Use CDN to optimize documents and TTFB elements
The previous two recommendations focused on ensuring that your LCP element is detected early and prioritized so that it can start loading immediately. The last part of this puzzle is to ensure that the initial response to the document is received as quickly as possible.
The browser cannot start loading any elements until it receives the first byte of the initial response of the HTML document, and the sooner this happens, the sooner everything else will start happening.
This time is known as Time to First Byte (TTFB), and the best way to reduce TTFB is:
Transmit content as close to your users as possible (geographically)
Cache this content so that the recently requested content can be downloaded quickly again.
The best way to do both of these things is to use CDN. CDNs distribute your resources to edge servers scattered around the world, thereby limiting the distance that these resources must travel across the network to your users. CDNs also often have detailed caching controls that can be customized and optimized for the needs of your site.
Many developers are familiar with using CDNs to host static resources, but CDNs can also serve and cache HTML documents, even those that are created dynamically.
According to the web almanac, only 29% requests for HTML documents were served via CDN, which means that sites have significant opportunities for additional savings.
Here are some tips for setting up a CDN:
Consider increasing the content caching time (for example, is it really important that the content is always fresh?).
Consider also caching content indefinitely and then clearing the cache if/when you do an update.
Find out if you can move the dynamic logic currently running on the source server to the periphery (a function of most modern CDNs).

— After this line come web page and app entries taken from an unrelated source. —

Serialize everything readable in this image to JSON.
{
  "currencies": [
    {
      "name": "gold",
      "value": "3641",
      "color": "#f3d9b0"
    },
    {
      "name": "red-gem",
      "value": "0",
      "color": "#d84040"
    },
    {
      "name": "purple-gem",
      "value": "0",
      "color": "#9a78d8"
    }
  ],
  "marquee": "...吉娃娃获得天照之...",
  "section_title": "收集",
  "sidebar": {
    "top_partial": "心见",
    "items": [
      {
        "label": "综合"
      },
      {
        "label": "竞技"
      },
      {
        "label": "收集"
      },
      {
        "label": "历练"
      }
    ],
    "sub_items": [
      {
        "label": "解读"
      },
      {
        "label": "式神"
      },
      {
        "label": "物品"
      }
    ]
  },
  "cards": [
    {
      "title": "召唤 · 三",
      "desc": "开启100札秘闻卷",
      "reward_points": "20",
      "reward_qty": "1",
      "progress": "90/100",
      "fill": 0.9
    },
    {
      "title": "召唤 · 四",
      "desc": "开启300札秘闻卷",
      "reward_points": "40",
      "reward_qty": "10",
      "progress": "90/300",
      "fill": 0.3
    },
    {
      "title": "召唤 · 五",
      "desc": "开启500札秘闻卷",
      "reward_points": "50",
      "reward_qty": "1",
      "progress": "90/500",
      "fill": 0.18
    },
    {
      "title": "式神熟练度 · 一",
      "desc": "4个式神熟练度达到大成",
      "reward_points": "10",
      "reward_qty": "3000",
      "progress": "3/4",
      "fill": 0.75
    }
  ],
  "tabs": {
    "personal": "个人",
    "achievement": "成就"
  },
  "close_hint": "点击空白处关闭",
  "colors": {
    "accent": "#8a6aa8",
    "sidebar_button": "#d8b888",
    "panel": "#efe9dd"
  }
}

In general, any time you can serve content directly from the periphery (avoiding going to the source server), it wins in performance. And even in cases where you need to go all the way to the source server, CDNs are usually optimized to make it much faster, so that's a plus anyway.